--- What the task asks ---
Below are the records; count the lines in which "images" occurs and report only that number.

Data records for software interfaces
------------------------------------------------------------
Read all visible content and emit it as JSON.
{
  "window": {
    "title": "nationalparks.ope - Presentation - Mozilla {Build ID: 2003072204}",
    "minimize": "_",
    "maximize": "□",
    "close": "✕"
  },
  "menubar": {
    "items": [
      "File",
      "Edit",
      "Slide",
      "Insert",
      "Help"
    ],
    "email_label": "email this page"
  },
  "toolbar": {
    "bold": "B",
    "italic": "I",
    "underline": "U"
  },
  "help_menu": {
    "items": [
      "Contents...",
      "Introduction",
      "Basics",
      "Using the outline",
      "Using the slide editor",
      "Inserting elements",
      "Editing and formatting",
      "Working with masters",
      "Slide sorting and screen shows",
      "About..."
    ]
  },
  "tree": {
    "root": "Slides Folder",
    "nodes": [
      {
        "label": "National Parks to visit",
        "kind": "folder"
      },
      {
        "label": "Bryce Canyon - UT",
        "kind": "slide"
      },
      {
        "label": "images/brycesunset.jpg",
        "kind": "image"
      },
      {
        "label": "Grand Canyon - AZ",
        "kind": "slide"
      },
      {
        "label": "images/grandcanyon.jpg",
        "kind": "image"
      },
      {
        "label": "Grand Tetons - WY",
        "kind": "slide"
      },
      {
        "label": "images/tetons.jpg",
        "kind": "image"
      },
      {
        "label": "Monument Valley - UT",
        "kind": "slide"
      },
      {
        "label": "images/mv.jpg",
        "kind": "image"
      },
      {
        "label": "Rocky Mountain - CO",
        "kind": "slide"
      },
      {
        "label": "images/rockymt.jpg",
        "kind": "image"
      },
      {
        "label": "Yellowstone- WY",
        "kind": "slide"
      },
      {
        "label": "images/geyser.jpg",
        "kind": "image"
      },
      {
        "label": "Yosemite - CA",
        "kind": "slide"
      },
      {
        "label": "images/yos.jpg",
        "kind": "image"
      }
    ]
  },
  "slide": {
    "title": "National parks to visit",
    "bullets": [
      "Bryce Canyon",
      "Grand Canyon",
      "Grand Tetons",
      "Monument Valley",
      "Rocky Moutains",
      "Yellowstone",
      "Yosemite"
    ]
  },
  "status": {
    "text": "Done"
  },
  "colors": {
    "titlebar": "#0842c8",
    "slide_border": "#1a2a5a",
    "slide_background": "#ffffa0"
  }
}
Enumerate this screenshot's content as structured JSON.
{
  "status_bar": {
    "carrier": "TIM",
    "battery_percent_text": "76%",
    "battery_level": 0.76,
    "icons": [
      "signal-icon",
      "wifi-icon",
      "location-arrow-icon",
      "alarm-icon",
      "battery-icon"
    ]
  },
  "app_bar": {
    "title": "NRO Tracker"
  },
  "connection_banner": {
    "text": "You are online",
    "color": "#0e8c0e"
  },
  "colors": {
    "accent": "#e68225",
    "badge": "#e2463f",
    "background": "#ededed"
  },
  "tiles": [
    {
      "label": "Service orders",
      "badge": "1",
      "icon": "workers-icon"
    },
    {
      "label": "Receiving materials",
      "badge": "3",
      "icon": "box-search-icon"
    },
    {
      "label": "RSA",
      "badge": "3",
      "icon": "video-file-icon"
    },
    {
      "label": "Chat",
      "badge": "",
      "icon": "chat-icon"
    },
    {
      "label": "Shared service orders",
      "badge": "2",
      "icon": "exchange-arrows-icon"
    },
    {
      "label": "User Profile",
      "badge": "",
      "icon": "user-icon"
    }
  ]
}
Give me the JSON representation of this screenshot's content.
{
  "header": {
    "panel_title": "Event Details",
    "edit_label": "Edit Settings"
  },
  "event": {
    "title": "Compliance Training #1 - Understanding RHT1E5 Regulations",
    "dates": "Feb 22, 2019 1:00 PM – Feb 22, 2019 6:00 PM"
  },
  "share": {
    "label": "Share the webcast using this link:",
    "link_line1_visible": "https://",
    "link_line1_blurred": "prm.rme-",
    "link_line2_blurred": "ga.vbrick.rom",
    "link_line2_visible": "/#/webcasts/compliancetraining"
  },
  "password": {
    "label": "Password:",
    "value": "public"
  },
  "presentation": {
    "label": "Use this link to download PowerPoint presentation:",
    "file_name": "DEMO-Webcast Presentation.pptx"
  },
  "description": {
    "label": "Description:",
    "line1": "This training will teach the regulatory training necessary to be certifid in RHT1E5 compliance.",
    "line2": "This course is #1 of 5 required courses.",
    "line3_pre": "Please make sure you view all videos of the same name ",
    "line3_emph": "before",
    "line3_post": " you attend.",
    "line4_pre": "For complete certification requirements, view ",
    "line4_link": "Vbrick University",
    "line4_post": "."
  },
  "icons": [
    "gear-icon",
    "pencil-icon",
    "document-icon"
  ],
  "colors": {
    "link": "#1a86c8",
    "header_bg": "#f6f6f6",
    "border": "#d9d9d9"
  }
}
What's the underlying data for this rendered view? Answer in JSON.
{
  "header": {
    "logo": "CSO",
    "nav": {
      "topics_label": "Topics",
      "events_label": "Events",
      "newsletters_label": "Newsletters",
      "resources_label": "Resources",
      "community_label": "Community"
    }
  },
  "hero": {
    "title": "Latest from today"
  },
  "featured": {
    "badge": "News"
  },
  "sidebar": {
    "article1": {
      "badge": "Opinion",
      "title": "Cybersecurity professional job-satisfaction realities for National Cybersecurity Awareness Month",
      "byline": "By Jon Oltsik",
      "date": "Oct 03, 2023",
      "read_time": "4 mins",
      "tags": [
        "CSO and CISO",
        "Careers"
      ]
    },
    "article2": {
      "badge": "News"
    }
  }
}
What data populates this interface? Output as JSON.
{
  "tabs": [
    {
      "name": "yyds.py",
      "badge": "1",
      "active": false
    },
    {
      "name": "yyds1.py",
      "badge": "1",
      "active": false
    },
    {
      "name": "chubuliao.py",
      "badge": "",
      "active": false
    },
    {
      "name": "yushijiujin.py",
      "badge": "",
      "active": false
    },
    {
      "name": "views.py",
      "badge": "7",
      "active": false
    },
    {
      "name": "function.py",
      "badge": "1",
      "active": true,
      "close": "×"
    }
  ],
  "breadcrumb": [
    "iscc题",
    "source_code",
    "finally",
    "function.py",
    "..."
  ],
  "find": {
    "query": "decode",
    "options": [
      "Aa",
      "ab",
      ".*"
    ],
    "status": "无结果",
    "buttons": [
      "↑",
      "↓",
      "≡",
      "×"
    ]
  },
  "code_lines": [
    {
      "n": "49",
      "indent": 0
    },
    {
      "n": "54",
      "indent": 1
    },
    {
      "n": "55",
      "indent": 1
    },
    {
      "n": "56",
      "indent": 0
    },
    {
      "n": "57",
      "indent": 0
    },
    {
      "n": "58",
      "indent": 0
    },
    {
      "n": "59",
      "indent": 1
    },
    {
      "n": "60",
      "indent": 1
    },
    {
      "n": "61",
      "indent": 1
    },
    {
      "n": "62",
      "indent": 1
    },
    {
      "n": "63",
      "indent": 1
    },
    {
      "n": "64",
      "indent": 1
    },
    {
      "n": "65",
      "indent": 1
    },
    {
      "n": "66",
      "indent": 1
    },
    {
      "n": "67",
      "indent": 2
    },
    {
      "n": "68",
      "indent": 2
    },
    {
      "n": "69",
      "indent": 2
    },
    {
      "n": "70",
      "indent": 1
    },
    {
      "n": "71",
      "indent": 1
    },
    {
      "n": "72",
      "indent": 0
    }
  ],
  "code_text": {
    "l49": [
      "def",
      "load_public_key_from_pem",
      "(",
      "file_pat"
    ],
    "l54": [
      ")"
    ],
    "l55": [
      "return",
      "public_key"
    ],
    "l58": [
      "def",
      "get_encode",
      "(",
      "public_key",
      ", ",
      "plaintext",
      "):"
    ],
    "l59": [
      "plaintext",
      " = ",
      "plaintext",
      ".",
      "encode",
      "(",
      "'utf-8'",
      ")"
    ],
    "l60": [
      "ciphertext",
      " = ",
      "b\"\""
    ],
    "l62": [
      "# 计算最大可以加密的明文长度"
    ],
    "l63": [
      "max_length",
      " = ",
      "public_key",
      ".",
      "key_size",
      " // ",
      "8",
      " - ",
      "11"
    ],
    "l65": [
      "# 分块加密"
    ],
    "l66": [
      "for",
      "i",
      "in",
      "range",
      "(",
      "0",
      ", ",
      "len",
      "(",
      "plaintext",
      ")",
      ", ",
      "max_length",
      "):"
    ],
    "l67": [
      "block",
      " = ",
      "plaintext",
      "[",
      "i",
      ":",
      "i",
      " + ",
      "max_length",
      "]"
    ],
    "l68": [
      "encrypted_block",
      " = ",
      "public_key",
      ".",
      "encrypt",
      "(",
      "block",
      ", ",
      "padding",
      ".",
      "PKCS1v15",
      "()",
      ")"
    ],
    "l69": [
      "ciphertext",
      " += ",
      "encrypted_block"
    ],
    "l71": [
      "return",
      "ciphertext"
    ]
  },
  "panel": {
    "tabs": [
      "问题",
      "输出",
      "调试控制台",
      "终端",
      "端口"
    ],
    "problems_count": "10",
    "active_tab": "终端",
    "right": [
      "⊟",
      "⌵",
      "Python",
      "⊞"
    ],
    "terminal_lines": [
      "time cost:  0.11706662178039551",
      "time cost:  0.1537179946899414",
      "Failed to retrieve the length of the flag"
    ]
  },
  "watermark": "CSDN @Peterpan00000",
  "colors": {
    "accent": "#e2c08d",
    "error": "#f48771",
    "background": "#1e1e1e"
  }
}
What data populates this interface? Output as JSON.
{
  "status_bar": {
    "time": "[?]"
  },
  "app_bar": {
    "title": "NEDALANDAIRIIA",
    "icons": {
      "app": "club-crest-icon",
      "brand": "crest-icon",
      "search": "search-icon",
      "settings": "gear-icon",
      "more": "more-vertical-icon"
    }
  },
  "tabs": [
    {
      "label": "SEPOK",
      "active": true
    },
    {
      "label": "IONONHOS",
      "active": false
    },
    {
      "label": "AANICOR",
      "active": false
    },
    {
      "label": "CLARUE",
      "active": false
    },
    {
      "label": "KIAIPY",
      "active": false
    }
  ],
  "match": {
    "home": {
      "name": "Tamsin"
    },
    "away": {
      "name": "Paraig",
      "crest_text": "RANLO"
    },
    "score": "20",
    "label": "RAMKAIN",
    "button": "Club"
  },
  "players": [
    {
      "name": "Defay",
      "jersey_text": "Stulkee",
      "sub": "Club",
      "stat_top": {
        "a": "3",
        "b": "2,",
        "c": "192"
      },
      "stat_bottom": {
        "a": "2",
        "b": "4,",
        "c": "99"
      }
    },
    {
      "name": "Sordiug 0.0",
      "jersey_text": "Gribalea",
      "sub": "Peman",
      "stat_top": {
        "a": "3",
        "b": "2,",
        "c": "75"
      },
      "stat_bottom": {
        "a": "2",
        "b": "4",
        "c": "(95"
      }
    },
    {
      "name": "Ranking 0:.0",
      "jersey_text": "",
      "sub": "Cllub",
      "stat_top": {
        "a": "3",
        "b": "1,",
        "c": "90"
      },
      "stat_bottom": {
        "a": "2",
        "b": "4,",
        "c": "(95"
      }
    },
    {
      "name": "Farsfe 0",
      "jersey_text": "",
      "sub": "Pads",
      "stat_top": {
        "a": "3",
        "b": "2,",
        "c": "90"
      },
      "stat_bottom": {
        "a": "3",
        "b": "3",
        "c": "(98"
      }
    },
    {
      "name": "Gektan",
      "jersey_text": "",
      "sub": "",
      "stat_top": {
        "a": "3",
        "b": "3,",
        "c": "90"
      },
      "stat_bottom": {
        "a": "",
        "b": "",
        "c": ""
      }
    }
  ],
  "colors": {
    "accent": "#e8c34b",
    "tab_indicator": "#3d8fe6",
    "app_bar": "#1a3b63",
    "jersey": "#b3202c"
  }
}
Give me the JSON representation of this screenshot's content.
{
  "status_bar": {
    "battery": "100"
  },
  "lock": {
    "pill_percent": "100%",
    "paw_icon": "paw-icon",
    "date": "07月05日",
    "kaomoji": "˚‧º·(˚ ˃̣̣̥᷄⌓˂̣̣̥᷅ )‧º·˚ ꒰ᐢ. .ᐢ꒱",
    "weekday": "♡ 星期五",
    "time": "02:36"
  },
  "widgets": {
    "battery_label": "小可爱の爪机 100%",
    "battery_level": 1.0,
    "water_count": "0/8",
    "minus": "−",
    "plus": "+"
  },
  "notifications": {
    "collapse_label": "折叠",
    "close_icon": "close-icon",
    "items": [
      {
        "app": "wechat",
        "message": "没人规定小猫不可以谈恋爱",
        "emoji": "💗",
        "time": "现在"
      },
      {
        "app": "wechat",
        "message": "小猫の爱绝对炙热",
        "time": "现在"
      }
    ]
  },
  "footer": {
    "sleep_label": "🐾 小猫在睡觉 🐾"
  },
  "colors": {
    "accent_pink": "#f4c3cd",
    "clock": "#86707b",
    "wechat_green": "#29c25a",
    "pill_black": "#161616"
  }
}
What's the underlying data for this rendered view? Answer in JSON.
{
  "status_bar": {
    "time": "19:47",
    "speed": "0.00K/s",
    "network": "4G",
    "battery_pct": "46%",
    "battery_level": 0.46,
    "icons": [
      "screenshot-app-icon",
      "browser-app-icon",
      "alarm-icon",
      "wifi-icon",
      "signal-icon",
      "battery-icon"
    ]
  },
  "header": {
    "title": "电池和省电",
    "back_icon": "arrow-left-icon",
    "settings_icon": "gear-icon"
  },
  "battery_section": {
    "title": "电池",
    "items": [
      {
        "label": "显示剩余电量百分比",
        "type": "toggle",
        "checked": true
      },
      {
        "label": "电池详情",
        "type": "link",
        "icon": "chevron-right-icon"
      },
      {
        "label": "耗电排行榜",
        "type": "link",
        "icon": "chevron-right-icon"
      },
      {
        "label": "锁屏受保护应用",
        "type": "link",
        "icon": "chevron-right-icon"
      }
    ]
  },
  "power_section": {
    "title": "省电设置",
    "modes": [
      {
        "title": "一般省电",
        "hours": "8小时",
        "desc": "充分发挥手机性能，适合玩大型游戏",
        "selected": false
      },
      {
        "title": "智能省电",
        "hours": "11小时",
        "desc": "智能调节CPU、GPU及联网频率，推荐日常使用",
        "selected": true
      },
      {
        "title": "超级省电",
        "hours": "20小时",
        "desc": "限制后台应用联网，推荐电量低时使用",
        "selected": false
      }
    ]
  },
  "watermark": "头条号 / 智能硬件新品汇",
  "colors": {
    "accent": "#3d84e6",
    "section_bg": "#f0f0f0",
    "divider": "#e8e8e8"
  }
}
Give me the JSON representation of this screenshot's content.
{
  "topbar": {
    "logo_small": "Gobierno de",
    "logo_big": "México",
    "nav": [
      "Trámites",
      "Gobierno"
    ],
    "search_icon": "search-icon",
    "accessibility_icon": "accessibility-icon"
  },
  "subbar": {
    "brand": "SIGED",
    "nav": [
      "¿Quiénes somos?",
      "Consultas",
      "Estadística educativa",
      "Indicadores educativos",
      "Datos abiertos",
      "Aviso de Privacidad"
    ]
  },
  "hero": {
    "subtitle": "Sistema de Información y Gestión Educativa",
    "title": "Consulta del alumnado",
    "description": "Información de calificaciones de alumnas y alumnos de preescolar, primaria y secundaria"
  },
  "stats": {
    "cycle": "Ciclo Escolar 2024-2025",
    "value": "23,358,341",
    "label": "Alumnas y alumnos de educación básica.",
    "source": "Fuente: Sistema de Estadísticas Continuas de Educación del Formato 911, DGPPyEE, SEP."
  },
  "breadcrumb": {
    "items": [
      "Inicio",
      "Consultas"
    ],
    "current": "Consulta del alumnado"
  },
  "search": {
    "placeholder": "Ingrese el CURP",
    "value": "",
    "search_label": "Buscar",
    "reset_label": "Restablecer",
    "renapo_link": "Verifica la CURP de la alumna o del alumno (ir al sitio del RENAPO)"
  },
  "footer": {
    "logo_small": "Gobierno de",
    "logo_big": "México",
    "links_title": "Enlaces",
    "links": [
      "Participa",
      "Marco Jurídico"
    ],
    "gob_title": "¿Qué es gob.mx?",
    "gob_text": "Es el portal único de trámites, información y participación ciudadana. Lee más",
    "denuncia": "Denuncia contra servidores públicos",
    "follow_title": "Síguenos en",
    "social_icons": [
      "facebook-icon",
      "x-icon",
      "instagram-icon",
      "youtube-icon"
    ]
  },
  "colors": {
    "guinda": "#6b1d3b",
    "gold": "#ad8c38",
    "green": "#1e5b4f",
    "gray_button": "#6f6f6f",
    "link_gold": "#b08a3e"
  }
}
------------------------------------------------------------
--- Answer box ---
7